Mahaffy, who initially thought the stone tools were just a few hundred years old, called the CU-Boulder anthropology department the day of the discovery, and Bamforth came to the examine the cache the following day. “I think it’s safe to say Doug got pretty excited based on his background and knowledge of the area,” said Mahaffy, a Boulder biotechnology entrepreneur. The high-tech tests that confirmed the antiquity of the tools “are a nice marriage between modern biotechnology and anthropology,” Mahaffy said.
“There is a magic to these artifacts,” said Mahaffy. “One of the things you don’t get from just looking at them is how incredible they feel in your hand –they are almost ergonomically perfect and you can feel how they were used.
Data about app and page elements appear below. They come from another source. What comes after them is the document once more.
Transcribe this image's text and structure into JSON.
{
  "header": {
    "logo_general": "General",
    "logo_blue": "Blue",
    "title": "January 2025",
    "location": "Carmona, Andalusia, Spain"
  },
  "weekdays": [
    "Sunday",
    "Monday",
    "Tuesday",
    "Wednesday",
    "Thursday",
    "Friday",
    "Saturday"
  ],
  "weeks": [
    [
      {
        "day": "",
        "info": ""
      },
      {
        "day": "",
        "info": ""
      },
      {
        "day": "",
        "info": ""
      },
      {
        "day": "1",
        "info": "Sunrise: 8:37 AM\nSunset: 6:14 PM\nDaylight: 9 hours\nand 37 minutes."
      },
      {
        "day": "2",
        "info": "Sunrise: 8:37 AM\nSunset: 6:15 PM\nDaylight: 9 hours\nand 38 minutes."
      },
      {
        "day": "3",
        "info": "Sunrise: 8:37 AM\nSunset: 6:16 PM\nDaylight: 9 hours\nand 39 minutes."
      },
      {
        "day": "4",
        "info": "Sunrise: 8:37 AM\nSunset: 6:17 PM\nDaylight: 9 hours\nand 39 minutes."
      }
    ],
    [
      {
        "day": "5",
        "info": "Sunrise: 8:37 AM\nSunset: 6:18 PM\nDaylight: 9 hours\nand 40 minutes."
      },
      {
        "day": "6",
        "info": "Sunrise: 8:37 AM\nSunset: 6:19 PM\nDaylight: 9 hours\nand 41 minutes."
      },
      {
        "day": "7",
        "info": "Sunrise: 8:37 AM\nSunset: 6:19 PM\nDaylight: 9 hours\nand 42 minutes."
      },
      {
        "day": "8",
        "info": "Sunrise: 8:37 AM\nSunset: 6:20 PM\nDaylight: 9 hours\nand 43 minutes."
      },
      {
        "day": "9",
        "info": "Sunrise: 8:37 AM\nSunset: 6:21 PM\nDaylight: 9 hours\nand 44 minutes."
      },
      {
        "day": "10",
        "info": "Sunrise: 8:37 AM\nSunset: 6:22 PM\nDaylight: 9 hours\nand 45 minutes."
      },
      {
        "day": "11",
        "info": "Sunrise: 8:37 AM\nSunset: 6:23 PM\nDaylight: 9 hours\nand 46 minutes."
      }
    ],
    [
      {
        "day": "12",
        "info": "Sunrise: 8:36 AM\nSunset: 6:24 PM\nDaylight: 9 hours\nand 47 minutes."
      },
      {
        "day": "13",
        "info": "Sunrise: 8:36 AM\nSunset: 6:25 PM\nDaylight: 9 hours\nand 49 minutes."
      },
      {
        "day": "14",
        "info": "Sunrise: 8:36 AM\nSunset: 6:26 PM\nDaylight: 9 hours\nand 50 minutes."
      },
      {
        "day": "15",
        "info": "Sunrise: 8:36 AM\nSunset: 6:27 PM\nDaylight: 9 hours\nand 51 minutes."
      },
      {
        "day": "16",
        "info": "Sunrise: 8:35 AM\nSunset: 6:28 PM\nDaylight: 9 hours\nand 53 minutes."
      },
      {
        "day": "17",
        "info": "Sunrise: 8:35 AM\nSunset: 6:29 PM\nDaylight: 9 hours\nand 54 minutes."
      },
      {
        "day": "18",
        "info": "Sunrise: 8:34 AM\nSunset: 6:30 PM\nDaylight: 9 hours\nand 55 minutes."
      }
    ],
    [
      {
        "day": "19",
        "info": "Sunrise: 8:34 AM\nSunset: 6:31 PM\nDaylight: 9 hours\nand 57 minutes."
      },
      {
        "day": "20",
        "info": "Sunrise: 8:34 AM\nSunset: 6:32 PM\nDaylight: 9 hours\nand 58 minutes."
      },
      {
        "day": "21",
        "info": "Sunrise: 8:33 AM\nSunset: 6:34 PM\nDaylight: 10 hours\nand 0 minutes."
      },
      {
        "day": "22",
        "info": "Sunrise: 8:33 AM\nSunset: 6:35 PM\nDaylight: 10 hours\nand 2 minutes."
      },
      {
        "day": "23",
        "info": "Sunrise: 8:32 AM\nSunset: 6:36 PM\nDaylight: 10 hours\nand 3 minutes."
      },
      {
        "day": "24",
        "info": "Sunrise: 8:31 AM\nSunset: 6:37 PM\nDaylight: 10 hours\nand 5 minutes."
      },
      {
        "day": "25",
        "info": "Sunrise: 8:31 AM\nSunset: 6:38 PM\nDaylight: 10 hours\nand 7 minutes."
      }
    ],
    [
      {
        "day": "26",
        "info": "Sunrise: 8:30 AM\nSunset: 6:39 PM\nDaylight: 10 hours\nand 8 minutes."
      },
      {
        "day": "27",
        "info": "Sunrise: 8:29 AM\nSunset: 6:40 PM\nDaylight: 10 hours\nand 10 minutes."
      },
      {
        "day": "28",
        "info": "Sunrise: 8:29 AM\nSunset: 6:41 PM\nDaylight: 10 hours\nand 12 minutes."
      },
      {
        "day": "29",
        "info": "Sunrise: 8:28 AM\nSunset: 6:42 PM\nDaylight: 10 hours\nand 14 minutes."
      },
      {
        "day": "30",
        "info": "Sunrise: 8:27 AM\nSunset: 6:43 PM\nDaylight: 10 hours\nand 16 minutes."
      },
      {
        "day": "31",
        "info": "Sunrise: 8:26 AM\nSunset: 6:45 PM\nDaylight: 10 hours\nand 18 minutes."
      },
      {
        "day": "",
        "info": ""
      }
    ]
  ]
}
It is a wonderful connection to the people who shared this same land a long, long time ago.” Mahaffy said the artifacts will likely wind up in a museum except for a few of the smaller pieces, which will be reburied at the cache site.
By Jim Scott
CU Office of News Services
This story originally appeared on the news center site
Feb. 25, 2009
- Natural History Museum to unveil ancient stone tools
- Encouraging a parade of bears through Boulder
- Stone-sharpening 50,000 years earlier than thought
- CU researcher finds 10,000-year-old weapon
- Later Stone Age got earlier start in South Africa than was previously thought, says CU-Boulder researcher
- Congressman aims to preserve ancient site
- Ancient South Africans used milk-based paint
- Neanderthals nifty at controlling fire, study shows
- Western scrub jays are colorful camp robbers
- Evolving ‘super brain’ tied to bipelalism, tool-making